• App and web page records
╭──
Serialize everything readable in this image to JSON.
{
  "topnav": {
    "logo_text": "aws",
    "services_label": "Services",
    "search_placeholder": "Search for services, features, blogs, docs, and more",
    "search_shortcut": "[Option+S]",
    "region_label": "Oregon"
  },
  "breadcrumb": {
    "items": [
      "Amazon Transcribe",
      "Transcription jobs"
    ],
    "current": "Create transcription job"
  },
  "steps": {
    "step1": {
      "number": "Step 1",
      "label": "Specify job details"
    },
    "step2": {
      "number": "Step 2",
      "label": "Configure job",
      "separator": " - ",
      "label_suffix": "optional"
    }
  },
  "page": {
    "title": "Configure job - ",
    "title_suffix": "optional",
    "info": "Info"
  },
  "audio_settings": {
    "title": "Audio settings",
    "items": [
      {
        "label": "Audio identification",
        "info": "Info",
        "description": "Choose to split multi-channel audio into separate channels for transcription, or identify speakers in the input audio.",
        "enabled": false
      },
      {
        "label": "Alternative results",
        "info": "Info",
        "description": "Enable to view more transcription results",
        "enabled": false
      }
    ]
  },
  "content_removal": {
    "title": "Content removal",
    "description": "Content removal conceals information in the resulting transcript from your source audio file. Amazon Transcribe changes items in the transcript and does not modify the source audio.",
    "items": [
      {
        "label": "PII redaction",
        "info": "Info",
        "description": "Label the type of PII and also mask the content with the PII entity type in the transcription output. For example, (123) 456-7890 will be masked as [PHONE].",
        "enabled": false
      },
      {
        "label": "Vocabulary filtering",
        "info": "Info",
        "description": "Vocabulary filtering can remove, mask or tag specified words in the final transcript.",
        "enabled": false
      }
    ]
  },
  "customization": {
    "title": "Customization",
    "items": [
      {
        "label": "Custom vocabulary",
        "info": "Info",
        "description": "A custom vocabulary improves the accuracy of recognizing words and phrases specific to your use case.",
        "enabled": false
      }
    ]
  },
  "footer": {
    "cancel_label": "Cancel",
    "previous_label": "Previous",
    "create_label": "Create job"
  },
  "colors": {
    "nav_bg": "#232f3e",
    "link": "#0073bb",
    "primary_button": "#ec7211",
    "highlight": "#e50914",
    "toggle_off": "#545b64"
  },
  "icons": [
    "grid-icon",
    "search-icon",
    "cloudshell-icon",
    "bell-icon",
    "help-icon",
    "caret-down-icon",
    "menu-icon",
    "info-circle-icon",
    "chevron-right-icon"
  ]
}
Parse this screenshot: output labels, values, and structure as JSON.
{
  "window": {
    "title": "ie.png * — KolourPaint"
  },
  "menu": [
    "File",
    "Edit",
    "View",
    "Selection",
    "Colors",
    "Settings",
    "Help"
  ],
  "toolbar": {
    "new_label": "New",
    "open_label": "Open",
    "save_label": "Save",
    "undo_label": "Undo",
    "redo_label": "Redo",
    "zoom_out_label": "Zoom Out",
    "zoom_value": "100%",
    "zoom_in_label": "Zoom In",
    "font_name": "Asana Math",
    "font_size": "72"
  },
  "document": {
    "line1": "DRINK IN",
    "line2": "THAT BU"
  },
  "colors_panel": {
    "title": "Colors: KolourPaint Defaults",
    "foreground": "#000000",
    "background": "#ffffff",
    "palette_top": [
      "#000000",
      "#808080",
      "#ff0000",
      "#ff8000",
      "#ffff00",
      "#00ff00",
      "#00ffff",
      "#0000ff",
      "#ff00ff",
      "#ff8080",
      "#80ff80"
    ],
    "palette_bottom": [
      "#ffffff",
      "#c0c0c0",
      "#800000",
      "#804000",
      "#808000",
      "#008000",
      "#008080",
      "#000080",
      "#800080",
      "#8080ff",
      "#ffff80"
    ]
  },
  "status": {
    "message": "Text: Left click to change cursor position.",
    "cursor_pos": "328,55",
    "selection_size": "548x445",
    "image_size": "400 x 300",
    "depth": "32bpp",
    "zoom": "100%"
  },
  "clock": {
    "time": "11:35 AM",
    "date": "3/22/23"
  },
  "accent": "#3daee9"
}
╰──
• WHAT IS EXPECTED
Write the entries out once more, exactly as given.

• YOUR SOLUTION
Serialize everything readable in this image to JSON.
{
  "topnav": {
    "logo_text": "aws",
    "services_label": "Services",
    "search_placeholder": "Search for services, features, blogs, docs, and more",
    "search_shortcut": "[Option+S]",
    "region_label": "Oregon"
  },
  "breadcrumb": {
    "items": [
      "Amazon Transcribe",
      "Transcription jobs"
    ],
    "current": "Create transcription job"
  },
  "steps": {
    "step1": {
      "number": "Step 1",
      "label": "Specify job details"
    },
    "step2": {
      "number": "Step 2",
      "label": "Configure job",
      "separator": " - ",
      "label_suffix": "optional"
    }
  },
  "page": {
    "title": "Configure job - ",
    "title_suffix": "optional",
    "info": "Info"
  },
  "audio_settings": {
    "title": "Audio settings",
    "items": [
      {
        "label": "Audio identification",
        "info": "Info",
        "description": "Choose to split multi-channel audio into separate channels for transcription, or identify speakers in the input audio.",
        "enabled": false
      },
      {
        "label": "Alternative results",
        "info": "Info",
        "description": "Enable to view more transcription results",
        "enabled": false
      }
    ]
  },
  "content_removal": {
    "title": "Content removal",
    "description": "Content removal conceals information in the resulting transcript from your source audio file. Amazon Transcribe changes items in the transcript and does not modify the source audio.",
    "items": [
      {
        "label": "PII redaction",
        "info": "Info",
        "description": "Label the type of PII and also mask the content with the PII entity type in the transcription output. For example, (123) 456-7890 will be masked as [PHONE].",
        "enabled": false
      },
      {
        "label": "Vocabulary filtering",
        "info": "Info",
        "description": "Vocabulary filtering can remove, mask or tag specified words in the final transcript.",
        "enabled": false
      }
    ]
  },
  "customization": {
    "title": "Customization",
    "items": [
      {
        "label": "Custom vocabulary",
        "info": "Info",
        "description": "A custom vocabulary improves the accuracy of recognizing words and phrases specific to your use case.",
        "enabled": false
      }
    ]
  },
  "footer": {
    "cancel_label": "Cancel",
    "previous_label": "Previous",
    "create_label": "Create job"
  },
  "colors": {
    "nav_bg": "#232f3e",
    "link": "#0073bb",
    "primary_button": "#ec7211",
    "highlight": "#e50914",
    "toggle_off": "#545b64"
  },
  "icons": [
    "grid-icon",
    "search-icon",
    "cloudshell-icon",
    "bell-icon",
    "help-icon",
    "caret-down-icon",
    "menu-icon",
    "info-circle-icon",
    "chevron-right-icon"
  ]
}
Parse this screenshot: output labels, values, and structure as JSON.
{
  "window": {
    "title": "ie.png * — KolourPaint"
  },
  "menu": [
    "File",
    "Edit",
    "View",
    "Selection",
    "Colors",
    "Settings",
    "Help"
  ],
  "toolbar": {
    "new_label": "New",
    "open_label": "Open",
    "save_label": "Save",
    "undo_label": "Undo",
    "redo_label": "Redo",
    "zoom_out_label": "Zoom Out",
    "zoom_value": "100%",
    "zoom_in_label": "Zoom In",
    "font_name": "Asana Math",
    "font_size": "72"
  },
  "document": {
    "line1": "DRINK IN",
    "line2": "THAT BU"
  },
  "colors_panel": {
    "title": "Colors: KolourPaint Defaults",
    "foreground": "#000000",
    "background": "#ffffff",
    "palette_top": [
      "#000000",
      "#808080",
      "#ff0000",
      "#ff8000",
      "#ffff00",
      "#00ff00",
      "#00ffff",
      "#0000ff",
      "#ff00ff",
      "#ff8080",
      "#80ff80"
    ],
    "palette_bottom": [
      "#ffffff",
      "#c0c0c0",
      "#800000",
      "#804000",
      "#808000",
      "#008000",
      "#008080",
      "#000080",
      "#800080",
      "#8080ff",
      "#ffff80"
    ]
  },
  "status": {
    "message": "Text: Left click to change cursor position.",
    "cursor_pos": "328,55",
    "selection_size": "548x445",
    "image_size": "400 x 300",
    "depth": "32bpp",
    "zoom": "100%"
  },
  "clock": {
    "time": "11:35 AM",
    "date": "3/22/23"
  },
  "accent": "#3daee9"
}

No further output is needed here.